Is body fat percentage a better measure of undernutrition in newborns than birth weight percentiles?

Pediatr Res. 2013 Dec;74(6):730-6. doi: 10.1038/pr.2013.156. Epub 2013 Sep 3.


Background: Undernutrition in neonates increases the risk of serious morbidities. The objective of this study was to describe neonatal morbidity associated with low body fat percentage (BF%) and measure the number of undernourished neonates defined by BF% and compare this with birth weight percentiles (<10th).

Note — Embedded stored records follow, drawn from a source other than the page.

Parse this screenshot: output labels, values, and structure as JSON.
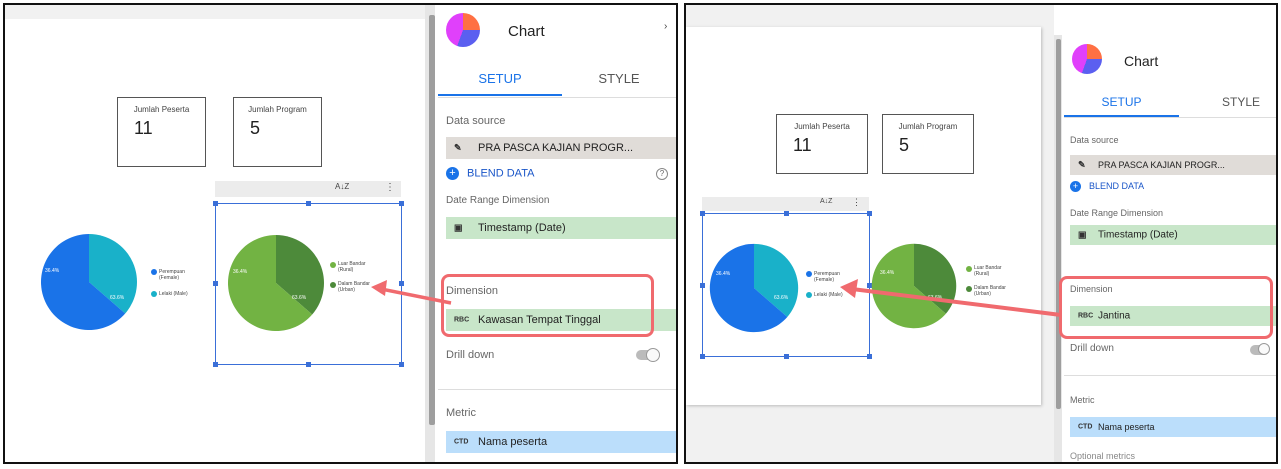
{
  "left": {
    "scorecards": [
      {
        "label": "Jumlah Peserta",
        "value": "11"
      },
      {
        "label": "Jumlah Program",
        "value": "5"
      }
    ],
    "pie_a": {
      "slices": [
        {
          "pct": 36.4,
          "label": "36.4%",
          "color": "#19b1c9"
        },
        {
          "pct": 63.6,
          "label": "63.6%",
          "color": "#1a73e8"
        }
      ],
      "legend": [
        "Perempuan (Female)",
        "Lelaki (Male)"
      ]
    },
    "pie_b": {
      "slices": [
        {
          "pct": 36.4,
          "label": "36.4%",
          "color": "#4d8a3a"
        },
        {
          "pct": 63.6,
          "label": "63.6%",
          "color": "#72b343"
        }
      ],
      "legend": [
        "Luar Bandar (Rural)",
        "Dalam Bandar (Urban)"
      ]
    },
    "toolbar": {
      "sort_icon": "A↓Z",
      "more_icon": "⋮"
    },
    "properties": {
      "title": "Chart",
      "tabs": [
        "SETUP",
        "STYLE"
      ],
      "data_source_label": "Data source",
      "data_source": "PRA PASCA KAJIAN PROGR...",
      "blend": "BLEND DATA",
      "help": "?",
      "date_range_label": "Date Range Dimension",
      "date_range": "Timestamp (Date)",
      "dimension_label": "Dimension",
      "dimension_type": "RBC",
      "dimension": "Kawasan Tempat Tinggal",
      "drill_down": "Drill down",
      "metric_label": "Metric",
      "metric_type": "CTD",
      "metric": "Nama peserta"
    }
  },
  "right": {
    "scorecards": [
      {
        "label": "Jumlah Peserta",
        "value": "11"
      },
      {
        "label": "Jumlah Program",
        "value": "5"
      }
    ],
    "pie_a": {
      "slices": [
        {
          "pct": 36.4,
          "label": "36.4%",
          "color": "#19b1c9"
        },
        {
          "pct": 63.6,
          "label": "63.6%",
          "color": "#1a73e8"
        }
      ],
      "legend": [
        "Perempuan (Female)",
        "Lelaki (Male)"
      ]
    },
    "pie_b": {
      "slices": [
        {
          "pct": 36.4,
          "label": "36.4%",
          "color": "#4d8a3a"
        },
        {
          "pct": 63.6,
          "label": "63.6%",
          "color": "#72b343"
        }
      ],
      "legend": [
        "Luar Bandar (Rural)",
        "Dalam Bandar (Urban)"
      ]
    },
    "toolbar": {
      "sort_icon": "A↓Z",
      "more_icon": "⋮"
    },
    "properties": {
      "title": "Chart",
      "tabs": [
        "SETUP",
        "STYLE"
      ],
      "data_source_label": "Data source",
      "data_source": "PRA PASCA KAJIAN PROGR...",
      "blend": "BLEND DATA",
      "date_range_label": "Date Range Dimension",
      "date_range": "Timestamp (Date)",
      "dimension_label": "Dimension",
      "dimension_type": "RBC",
      "dimension": "Jantina",
      "drill_down": "Drill down",
      "metric_label": "Metric",
      "metric_type": "CTD",
      "metric": "Nama peserta",
      "optional_metrics": "Optional metrics"
    }
  },
  "colors": {
    "accent": "#1a73e8",
    "callout": "#f06a6e",
    "field_green": "#c8e6c9",
    "field_blue": "#bbdefb"
  }
}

Methods: Eligibility included term (≥37 wk) neonates. BF% measurements were undertaken by air displacement plethysmography. Data on neonatal outcomes were extracted from medical records and used to develop a measure of neonatal morbidity. We assessed the association between neonatal morbidity and population-based birth weight percentiles compared with the BF% measurements.

Results: Five hundred and eighty-one neonates were included. Low BF% was defined by 1 SD below the mean and identified in 73 per 1,000 live births. Neonatal morbidity was found in 3.4% of neonates. Birth weight percentile was associated with neonatal morbidity (odds ratio (OR): 1.03 (95% confidence interval (CI): 1.01, 1.05); P = <0.001). BF% was associated with a higher risk of neonatal morbidity (OR: 1.30 (95% CI: 1.15, 1.47); P = <0.001).

Conclusion: In this population, measuring BF% is more closely associated with identification of neonates at risk of neonatal morbidity as compared with birth weight percentiles. BF% measurements could assist with identifying neonates who are appropriately grown yet undernourished and exclude small neonates not at risk.

Publication types

  • Research Support, Non-U.S. Gov't

MeSH terms

  • Adipose Tissue*
  • Female
  • Humans
  • Infant Mortality
  • Infant, Newborn
  • Male
  • Malnutrition / diagnosis*
  • Malnutrition / mortality
  • Malnutrition / physiopathology